I was excited when Proctors announced it was coming back to the Capital Region. By the time the show gets here, it'll have been a year since I last saw it performed on the West End. Perfect timing for when the withdrawal chills start kicking in.
After seeing the film, I'm even more excited than I was before! I really hope that, if anything, the film will make people want to see the stage show. While the movie was fantastic, there were, as there always must be, changes. Lyrics were removed, new songs were added, circumstances were changed, and I understand that film has to be done a certain way. I really hope people will go to see the show in it's rawest sense, the way Cameron Mackintosh intended it to be told. The film is wonderful supplement, but it can never replace the staged version. I'm so happy for this opportunity to see "Les Mis" on American shores.
Who knows, perhaps the success of the film may even spark a Broadway revival! Until then, it's great to know that our very own premiere arts and entertainment complex in downtown Schenectady will be home to the production, if only for a short time this spring.

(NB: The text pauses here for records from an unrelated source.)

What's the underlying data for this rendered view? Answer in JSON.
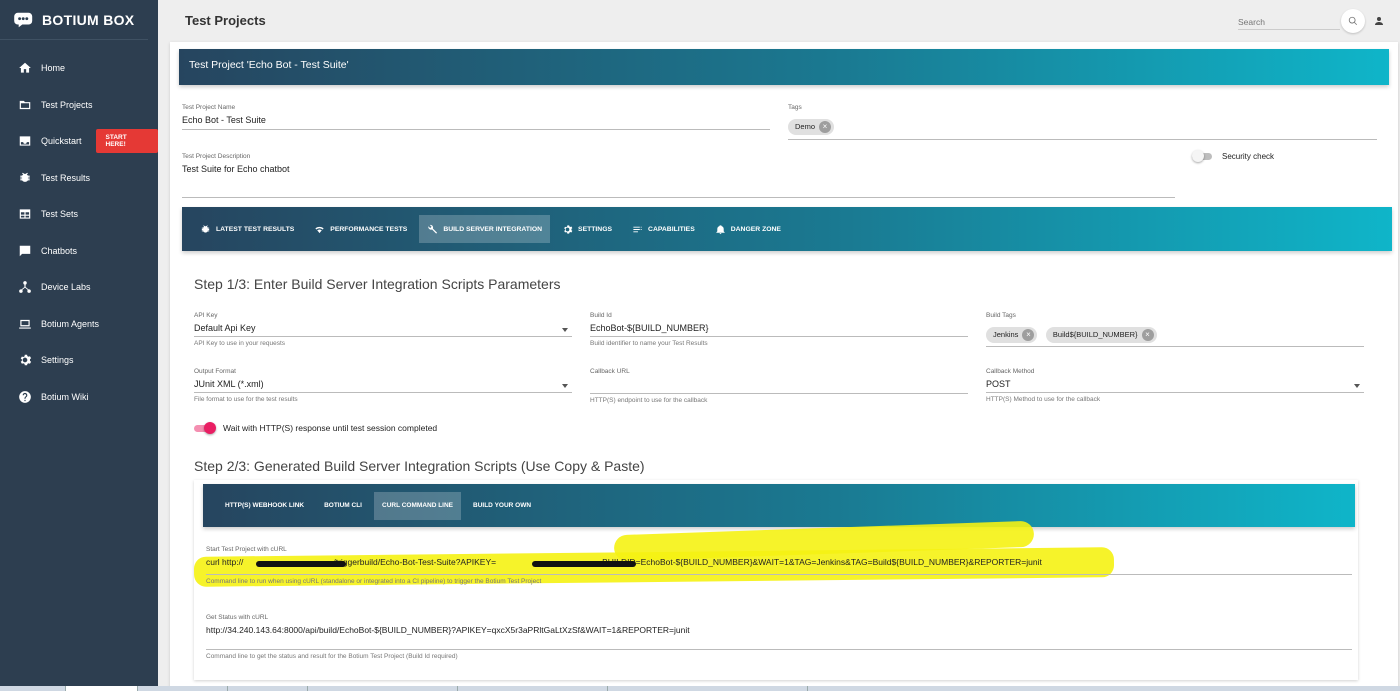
{
  "sidebar": {
    "brand": "BOTIUM BOX",
    "items": [
      {
        "label": "Home",
        "icon": "home-icon"
      },
      {
        "label": "Test Projects",
        "icon": "folder-icon"
      },
      {
        "label": "Quickstart",
        "icon": "inbox-icon",
        "badge": "START HERE!"
      },
      {
        "label": "Test Results",
        "icon": "bug-icon"
      },
      {
        "label": "Test Sets",
        "icon": "table-icon"
      },
      {
        "label": "Chatbots",
        "icon": "chat-icon"
      },
      {
        "label": "Device Labs",
        "icon": "network-icon"
      },
      {
        "label": "Botium Agents",
        "icon": "laptop-icon"
      },
      {
        "label": "Settings",
        "icon": "gear-icon"
      },
      {
        "label": "Botium Wiki",
        "icon": "help-icon"
      }
    ]
  },
  "topbar": {
    "title": "Test Projects",
    "search_placeholder": "Search"
  },
  "card": {
    "header": "Test Project 'Echo Bot - Test Suite'",
    "name_label": "Test Project Name",
    "name_value": "Echo Bot - Test Suite",
    "tags_label": "Tags",
    "tags": [
      "Demo"
    ],
    "desc_label": "Test Project Description",
    "desc_value": "Test Suite for Echo chatbot",
    "security_label": "Security check"
  },
  "tabs": [
    {
      "label": "LATEST TEST RESULTS",
      "icon": "bug-icon"
    },
    {
      "label": "PERFORMANCE TESTS",
      "icon": "wifi-icon"
    },
    {
      "label": "BUILD SERVER INTEGRATION",
      "icon": "wrench-icon",
      "active": true
    },
    {
      "label": "SETTINGS",
      "icon": "gear-icon"
    },
    {
      "label": "CAPABILITIES",
      "icon": "list-icon"
    },
    {
      "label": "DANGER ZONE",
      "icon": "bell-icon"
    }
  ],
  "step1": {
    "title": "Step 1/3: Enter Build Server Integration Scripts Parameters",
    "api_key_label": "API Key",
    "api_key_value": "Default Api Key",
    "api_key_hint": "API Key to use in your requests",
    "build_id_label": "Build Id",
    "build_id_value": "EchoBot-${BUILD_NUMBER}",
    "build_id_hint": "Build identifier to name your Test Results",
    "build_tags_label": "Build Tags",
    "build_tags": [
      "Jenkins",
      "Build${BUILD_NUMBER}"
    ],
    "output_label": "Output Format",
    "output_value": "JUnit XML (*.xml)",
    "output_hint": "File format to use for the test results",
    "callback_url_label": "Callback URL",
    "callback_url_hint": "HTTP(S) endpoint to use for the callback",
    "callback_method_label": "Callback Method",
    "callback_method_value": "POST",
    "callback_method_hint": "HTTP(S) Method to use for the callback",
    "wait_label": "Wait with HTTP(S) response until test session completed"
  },
  "step2": {
    "title": "Step 2/3: Generated Build Server Integration Scripts (Use Copy & Paste)",
    "tabs": [
      {
        "label": "HTTP(S) WEBHOOK LINK"
      },
      {
        "label": "BOTIUM CLI"
      },
      {
        "label": "CURL COMMAND LINE",
        "active": true
      },
      {
        "label": "BUILD YOUR OWN"
      }
    ],
    "start_label": "Start Test Project with cURL",
    "start_cmd_a": "curl http://",
    "start_cmd_b": "/triggerbuild/Echo-Bot-Test-Suite?APIKEY=",
    "start_cmd_c": "BUILDID=EchoBot-${BUILD_NUMBER}&WAIT=1&TAG=Jenkins&TAG=Build${BUILD_NUMBER}&REPORTER=junit",
    "start_hint": "Command line to run when using cURL (standalone or integrated into a CI pipeline) to trigger the Botium Test Project",
    "status_label": "Get Status with cURL",
    "status_cmd": "http://34.240.143.64:8000/api/build/EchoBot-${BUILD_NUMBER}?APIKEY=qxcX5r3aPRltGaLtXzSf&WAIT=1&REPORTER=junit",
    "status_hint": "Command line to get the status and result for the Botium Test Project (Build Id required)"
  },
  "colors": {
    "sidebar": "#2d3e50",
    "accent_start": "#26455f",
    "accent_end": "#0fb5c9",
    "toggle_on": "#e91e63",
    "start_here": "#e53935",
    "highlight": "#f5f213"
  }
}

Gina Bucciero reported on her experiences as an intern at Proctors in a July 2010 blog and then again in June of last year on her time working on the 2012 Olympics. Gina, a resident of Clifton Park and College of St. Rose graduate, looks forward to visiting her colleagues and friends when they attend a performance of "Les Misérables" at Proctors this spring.